Whenever a line in the data below includes the string "this", copy it out.

*** Opening of Data ***

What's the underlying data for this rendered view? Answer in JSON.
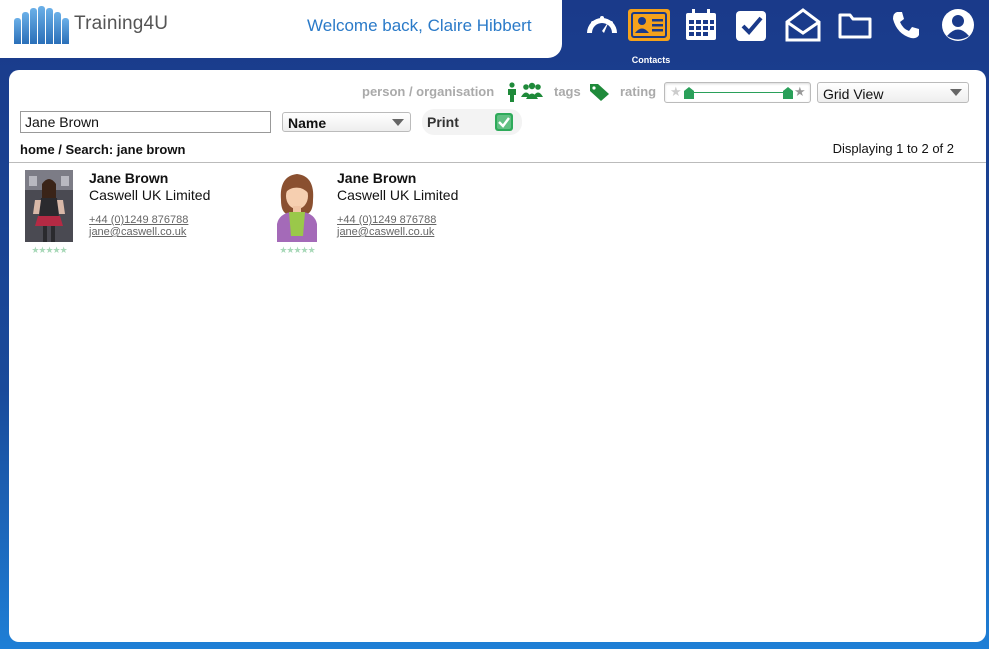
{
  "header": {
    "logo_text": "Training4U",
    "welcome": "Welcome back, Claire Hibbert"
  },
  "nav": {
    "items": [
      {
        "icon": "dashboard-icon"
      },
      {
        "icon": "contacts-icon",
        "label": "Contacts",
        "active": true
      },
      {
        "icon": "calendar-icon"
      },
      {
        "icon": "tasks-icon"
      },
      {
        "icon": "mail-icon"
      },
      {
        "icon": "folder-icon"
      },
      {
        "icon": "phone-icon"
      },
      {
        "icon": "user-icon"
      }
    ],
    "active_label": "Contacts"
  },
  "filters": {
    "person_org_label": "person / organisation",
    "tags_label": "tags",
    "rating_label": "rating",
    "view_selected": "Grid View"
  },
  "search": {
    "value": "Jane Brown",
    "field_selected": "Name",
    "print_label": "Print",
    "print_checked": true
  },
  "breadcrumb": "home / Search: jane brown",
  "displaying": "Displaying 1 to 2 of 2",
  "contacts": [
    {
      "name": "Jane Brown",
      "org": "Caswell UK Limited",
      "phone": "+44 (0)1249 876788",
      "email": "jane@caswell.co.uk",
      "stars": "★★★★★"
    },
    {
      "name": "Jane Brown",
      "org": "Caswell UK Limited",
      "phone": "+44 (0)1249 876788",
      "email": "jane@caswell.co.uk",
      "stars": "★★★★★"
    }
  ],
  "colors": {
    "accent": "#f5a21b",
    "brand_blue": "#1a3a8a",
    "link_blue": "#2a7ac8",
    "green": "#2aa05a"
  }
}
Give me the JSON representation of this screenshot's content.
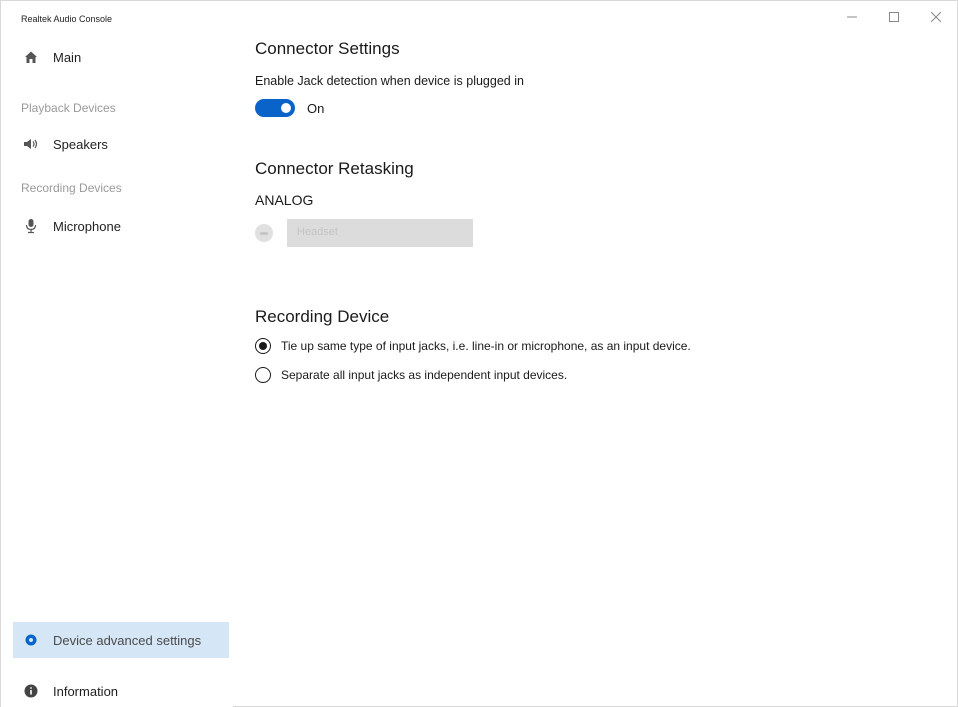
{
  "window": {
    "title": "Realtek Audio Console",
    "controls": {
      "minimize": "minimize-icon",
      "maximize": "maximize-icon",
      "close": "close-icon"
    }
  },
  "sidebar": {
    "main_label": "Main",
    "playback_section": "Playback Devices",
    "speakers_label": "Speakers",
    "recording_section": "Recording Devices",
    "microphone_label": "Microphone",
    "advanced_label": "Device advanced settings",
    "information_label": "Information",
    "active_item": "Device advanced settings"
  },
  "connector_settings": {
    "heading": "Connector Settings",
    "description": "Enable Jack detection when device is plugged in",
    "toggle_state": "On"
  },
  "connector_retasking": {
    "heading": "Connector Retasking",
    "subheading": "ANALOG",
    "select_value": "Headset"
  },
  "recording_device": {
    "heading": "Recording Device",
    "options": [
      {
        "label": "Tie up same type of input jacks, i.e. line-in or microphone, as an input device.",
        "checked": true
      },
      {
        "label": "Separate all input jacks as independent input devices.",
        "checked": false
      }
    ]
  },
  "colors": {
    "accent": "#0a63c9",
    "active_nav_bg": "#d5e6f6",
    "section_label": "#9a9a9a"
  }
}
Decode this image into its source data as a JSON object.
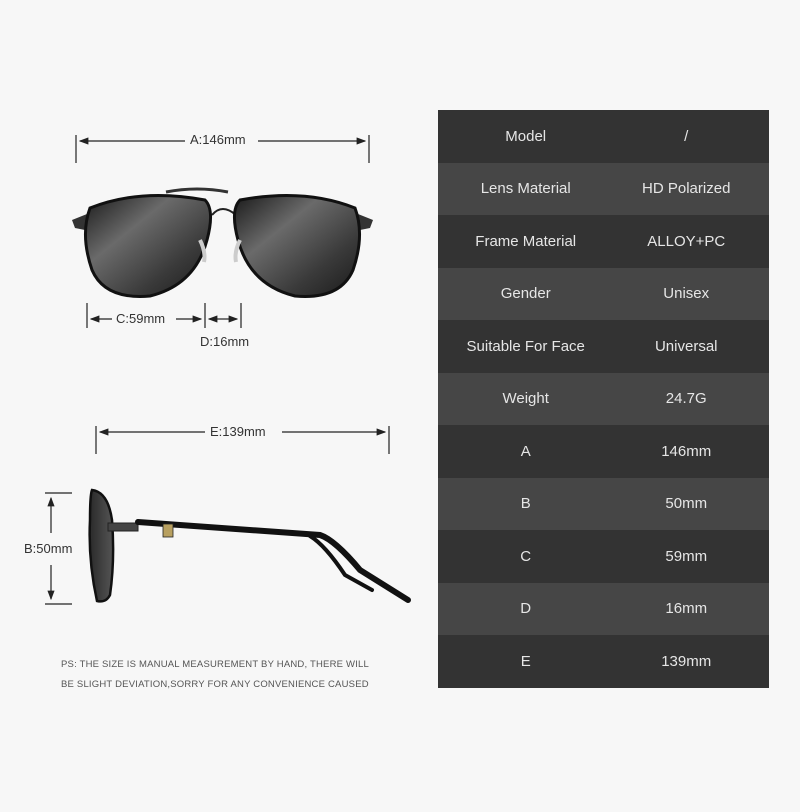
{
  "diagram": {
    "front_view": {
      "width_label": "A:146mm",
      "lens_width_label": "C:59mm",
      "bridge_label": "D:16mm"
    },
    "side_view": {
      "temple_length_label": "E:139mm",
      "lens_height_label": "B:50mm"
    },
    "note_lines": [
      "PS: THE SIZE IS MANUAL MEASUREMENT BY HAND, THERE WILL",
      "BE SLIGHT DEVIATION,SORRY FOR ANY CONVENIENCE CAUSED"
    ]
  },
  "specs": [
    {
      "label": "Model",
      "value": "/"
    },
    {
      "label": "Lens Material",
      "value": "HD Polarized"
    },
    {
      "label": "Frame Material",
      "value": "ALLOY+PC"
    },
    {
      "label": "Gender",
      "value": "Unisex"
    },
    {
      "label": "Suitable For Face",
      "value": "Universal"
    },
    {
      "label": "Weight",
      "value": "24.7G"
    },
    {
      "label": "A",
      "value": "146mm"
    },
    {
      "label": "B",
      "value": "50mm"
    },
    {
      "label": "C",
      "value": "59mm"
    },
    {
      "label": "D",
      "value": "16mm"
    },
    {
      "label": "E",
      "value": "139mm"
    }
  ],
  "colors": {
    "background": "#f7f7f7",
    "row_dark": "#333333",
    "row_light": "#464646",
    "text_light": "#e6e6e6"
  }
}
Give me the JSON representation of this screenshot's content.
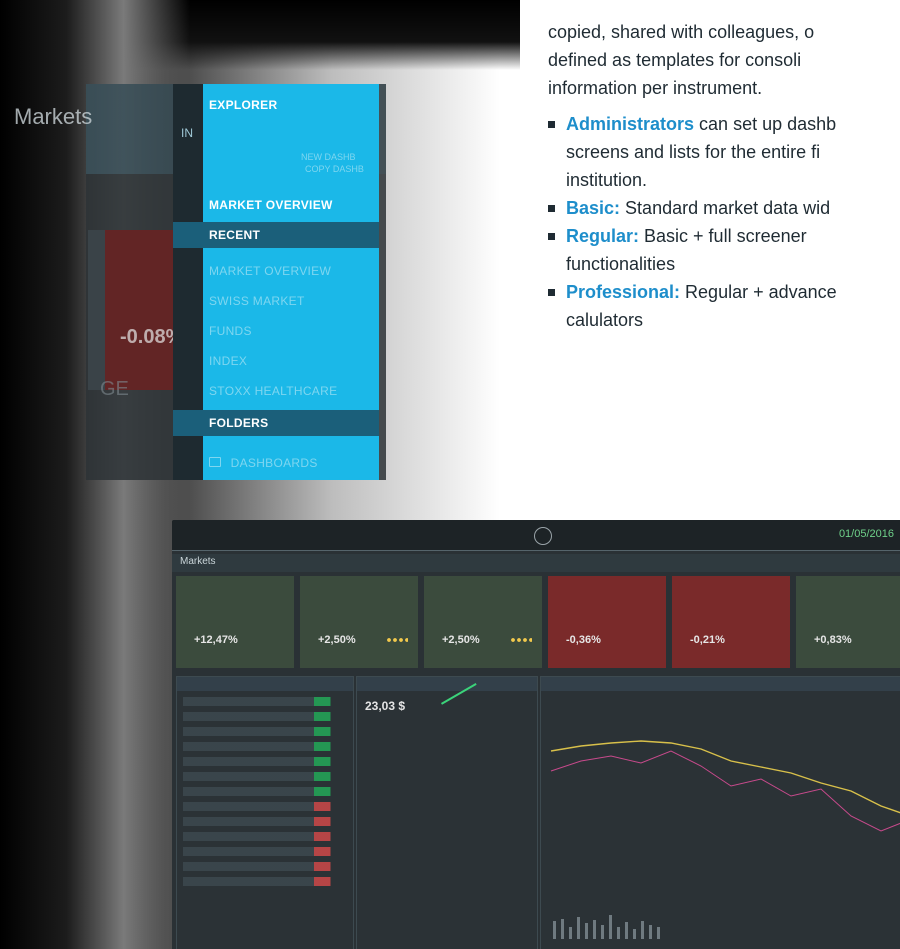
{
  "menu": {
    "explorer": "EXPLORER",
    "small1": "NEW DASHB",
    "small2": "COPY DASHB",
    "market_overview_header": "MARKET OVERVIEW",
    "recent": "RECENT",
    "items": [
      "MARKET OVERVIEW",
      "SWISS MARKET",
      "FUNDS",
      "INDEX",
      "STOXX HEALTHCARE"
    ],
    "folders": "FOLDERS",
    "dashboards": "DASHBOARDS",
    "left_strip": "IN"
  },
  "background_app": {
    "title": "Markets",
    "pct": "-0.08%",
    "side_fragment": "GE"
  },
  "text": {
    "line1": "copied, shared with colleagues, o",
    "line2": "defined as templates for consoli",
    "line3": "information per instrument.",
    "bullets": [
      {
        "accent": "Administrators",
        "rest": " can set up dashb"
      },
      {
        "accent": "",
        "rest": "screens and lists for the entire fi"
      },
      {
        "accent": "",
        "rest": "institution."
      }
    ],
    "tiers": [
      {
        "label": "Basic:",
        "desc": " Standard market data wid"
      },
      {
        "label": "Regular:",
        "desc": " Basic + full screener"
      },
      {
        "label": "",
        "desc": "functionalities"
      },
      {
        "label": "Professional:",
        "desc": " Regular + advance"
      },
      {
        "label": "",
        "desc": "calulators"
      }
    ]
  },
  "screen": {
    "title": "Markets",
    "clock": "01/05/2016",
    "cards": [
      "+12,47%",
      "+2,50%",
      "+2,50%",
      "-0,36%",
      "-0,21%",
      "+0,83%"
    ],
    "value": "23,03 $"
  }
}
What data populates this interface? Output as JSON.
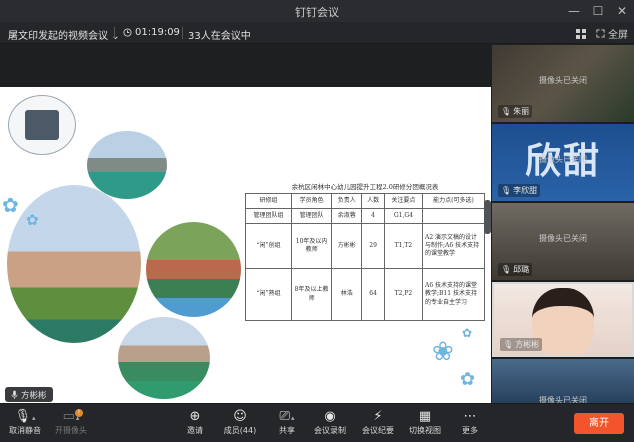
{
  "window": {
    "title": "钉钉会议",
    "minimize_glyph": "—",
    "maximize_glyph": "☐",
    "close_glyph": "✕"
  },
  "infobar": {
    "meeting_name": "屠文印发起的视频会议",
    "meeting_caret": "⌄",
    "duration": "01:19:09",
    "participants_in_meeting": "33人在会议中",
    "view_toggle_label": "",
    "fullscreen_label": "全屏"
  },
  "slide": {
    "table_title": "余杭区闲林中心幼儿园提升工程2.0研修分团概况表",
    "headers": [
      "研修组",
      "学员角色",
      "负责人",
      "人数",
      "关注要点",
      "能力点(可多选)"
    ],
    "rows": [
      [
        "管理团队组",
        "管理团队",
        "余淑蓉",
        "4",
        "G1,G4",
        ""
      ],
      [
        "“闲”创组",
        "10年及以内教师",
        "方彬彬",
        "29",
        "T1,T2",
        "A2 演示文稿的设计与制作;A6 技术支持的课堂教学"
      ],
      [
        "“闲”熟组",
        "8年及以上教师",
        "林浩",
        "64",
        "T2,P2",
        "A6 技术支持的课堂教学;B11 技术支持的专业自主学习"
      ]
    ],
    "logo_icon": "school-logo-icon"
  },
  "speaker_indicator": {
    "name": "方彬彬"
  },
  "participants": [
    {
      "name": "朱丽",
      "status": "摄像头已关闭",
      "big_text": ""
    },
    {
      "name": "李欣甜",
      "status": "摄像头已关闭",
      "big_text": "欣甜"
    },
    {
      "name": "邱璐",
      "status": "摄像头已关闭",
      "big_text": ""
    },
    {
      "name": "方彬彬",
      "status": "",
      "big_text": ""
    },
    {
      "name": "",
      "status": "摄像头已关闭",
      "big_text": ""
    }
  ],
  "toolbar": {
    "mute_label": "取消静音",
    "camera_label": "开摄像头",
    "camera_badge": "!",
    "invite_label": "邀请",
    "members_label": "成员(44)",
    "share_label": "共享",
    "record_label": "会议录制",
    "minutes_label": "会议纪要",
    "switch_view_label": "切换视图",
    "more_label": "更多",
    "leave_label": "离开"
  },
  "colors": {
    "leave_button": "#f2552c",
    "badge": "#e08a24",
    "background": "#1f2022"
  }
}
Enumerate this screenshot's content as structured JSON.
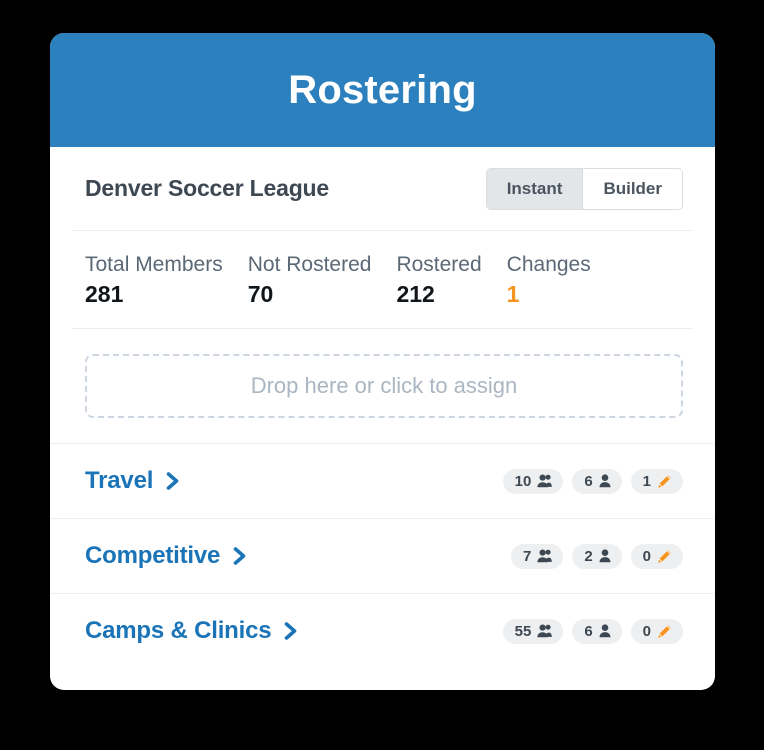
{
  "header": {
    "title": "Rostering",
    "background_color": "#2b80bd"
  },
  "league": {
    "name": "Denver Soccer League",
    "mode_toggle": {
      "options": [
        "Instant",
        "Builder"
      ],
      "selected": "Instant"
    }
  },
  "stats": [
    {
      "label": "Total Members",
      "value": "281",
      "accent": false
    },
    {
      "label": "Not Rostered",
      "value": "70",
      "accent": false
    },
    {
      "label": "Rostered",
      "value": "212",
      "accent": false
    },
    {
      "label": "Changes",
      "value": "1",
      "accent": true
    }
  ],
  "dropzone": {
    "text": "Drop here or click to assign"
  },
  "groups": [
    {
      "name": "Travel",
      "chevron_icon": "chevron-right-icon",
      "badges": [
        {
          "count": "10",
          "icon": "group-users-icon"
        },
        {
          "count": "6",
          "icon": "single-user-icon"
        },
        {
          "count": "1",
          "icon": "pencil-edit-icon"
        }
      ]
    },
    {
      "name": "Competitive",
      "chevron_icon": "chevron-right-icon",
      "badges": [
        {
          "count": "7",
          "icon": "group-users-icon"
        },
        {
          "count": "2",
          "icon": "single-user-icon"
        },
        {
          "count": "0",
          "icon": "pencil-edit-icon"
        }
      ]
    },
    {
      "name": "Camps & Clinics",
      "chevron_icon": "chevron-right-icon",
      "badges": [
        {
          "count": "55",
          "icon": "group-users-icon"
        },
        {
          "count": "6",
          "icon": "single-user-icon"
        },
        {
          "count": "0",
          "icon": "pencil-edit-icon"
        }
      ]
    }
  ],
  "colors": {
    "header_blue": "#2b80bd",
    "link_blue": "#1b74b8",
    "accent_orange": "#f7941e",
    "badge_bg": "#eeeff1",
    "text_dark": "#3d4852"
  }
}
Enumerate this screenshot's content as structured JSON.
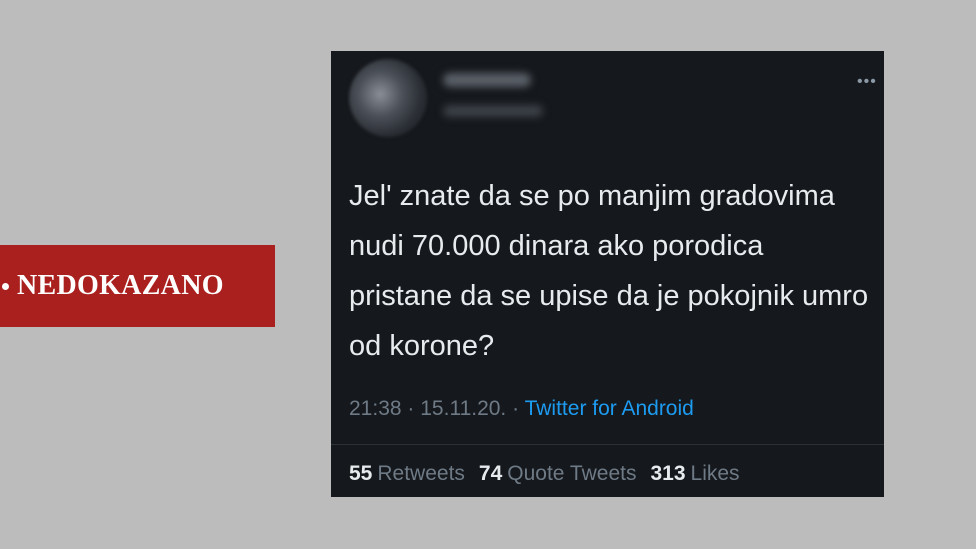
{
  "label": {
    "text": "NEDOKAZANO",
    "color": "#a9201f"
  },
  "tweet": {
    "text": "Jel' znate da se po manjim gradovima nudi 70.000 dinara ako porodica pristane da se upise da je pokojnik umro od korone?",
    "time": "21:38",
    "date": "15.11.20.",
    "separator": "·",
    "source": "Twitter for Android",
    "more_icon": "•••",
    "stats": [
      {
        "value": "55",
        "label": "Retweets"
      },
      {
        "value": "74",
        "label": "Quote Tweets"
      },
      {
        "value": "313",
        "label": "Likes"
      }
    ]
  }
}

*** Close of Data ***

__Expected answer__.
What's the underlying data for this rendered view? Answer in JSON.
Give me the JSON representation of this screenshot's content.
Decode this image into its source data as a JSON object.
Give me the JSON representation of this screenshot's content.
What data populates this interface? Output as JSON.
Enumerate this screenshot's content as structured JSON.
Enumerate this screenshot's content as structured JSON.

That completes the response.